Many golf tips related to swing tempo center around the comparison between the backswing and the downswing. If the initial backswing is unresponsive, then it is more difficult to maintain the correct tempo in the downswing. On the other hand, if the backswing starts out in a very fast or very slow fashion, it is easier to control the tempo during the downswing and make it more efficient than if the backswing started out at the same speed or slowed down significantly.
Swing tempo must remain constant throughout the swing and must be coordinated to accomplish a large number of different actions on the golf ball.
In order to be efficient, it must be maintained throughout the swing, even if it is slowing down or stopping. It is important to realize that golf swing tempo can change during the course of the swing or during any one swing at any time. Swing tempo cannot be predicted or controlled. It is a continuous process, and you cannot count on your swing tempo being constant. Only time will make it better, this is why it is so crucial to keep on practicing. Many golfers decide to practice at home with a golf simulator, they all have different prices but at the end will all help you improve your swing.
Swing tempo refers to the speed of the swing from start to finish. The more continuous and efficient a swing is, the faster the swing tempo can be. There are different levels of swing tempo. The general rule is that for every level of swing tempo, you can expect to feel and perform faster. Every time you play to your highest swing tempo, you can expect to be more accurate and hit more accurately. For the novice golfer, who just learned how to swing, this speed of the swing is very important. Many times, a slower swing tempo means that you will have to make fewer long, sustained, straight shots to play golf in a shorter amount of time.
While the swing tempo is a factor of how many shots a player takes in a given amount of time, it’s not the only one. Another important factor is the amount of ball speed that is transferred to the clubface. The more ball speed that is transferred, the faster the clubface speeds and the more accurate and consistent your shots will be.
When learning how to play golf, try taking your swing as slow as possible.
Let’s break down some statistics from a study that was conducted by the golf manufacturer Titleist. The study looked at the effects of stroke variations (swing tempo, clubhead speed, and ball speed) on the time needed to play a round of golf. The results were significant.

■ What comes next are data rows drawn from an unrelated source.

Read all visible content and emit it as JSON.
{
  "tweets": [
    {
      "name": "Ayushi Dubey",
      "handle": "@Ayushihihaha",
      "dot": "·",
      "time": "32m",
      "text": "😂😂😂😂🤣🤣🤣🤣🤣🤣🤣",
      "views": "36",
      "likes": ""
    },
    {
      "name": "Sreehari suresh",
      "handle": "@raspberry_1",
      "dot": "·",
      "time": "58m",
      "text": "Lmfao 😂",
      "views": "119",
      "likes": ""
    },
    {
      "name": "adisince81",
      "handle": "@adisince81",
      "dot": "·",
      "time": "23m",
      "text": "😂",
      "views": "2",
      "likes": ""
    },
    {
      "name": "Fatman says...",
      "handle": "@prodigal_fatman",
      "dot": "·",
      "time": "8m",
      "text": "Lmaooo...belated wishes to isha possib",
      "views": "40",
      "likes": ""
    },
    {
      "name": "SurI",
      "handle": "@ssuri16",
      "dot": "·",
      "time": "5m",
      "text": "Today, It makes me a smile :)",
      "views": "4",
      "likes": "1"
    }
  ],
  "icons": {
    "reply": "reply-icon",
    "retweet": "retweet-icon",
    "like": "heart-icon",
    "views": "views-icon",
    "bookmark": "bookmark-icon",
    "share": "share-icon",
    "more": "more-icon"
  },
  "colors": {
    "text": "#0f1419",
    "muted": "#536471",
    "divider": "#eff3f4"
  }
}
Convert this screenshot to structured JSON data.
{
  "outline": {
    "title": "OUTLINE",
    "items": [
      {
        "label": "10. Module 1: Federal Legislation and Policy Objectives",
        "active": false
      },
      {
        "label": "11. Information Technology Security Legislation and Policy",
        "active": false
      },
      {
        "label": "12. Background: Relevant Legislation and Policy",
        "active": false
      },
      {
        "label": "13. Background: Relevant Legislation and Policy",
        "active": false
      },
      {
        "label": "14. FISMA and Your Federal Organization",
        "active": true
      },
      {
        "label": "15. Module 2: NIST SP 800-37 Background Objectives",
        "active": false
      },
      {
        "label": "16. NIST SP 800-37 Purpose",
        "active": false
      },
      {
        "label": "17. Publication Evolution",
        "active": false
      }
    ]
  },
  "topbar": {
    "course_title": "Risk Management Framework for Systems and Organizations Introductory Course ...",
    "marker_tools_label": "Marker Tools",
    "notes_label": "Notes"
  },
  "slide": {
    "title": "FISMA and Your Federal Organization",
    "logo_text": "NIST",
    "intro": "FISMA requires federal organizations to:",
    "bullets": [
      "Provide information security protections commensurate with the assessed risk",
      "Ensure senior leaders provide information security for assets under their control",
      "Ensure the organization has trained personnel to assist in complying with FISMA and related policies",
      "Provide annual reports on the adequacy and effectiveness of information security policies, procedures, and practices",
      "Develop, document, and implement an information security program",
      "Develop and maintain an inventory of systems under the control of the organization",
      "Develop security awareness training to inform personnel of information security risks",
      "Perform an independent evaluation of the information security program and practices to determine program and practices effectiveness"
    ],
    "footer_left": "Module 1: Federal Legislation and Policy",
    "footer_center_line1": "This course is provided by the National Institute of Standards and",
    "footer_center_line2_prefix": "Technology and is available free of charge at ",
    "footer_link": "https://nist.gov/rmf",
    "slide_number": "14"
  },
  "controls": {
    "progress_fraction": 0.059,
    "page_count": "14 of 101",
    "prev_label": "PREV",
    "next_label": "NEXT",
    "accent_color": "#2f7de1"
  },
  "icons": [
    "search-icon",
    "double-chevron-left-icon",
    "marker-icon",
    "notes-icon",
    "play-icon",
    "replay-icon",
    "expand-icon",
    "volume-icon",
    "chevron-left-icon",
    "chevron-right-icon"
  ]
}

In this study, the participants played 12 different rounds of golf on a pro-am course that was set up for a speedway style of golf. In all cases, the time required to play the round of golf was significantly longer in the case of the slow speed players. That means that with the slower speed players, the golf ball speed took about 3% longer to reach the hole. For example, the study found that the speediest shot in the group, a 75-yard driver, took about 3% longer to reach the hole when the ball was slowed down by 0.5 mph. For the case of the slower speed players, the fastest hole they could drive the ball was about 10% shorter.
The next step was to measure the golf ball speed, and the time required to drive it.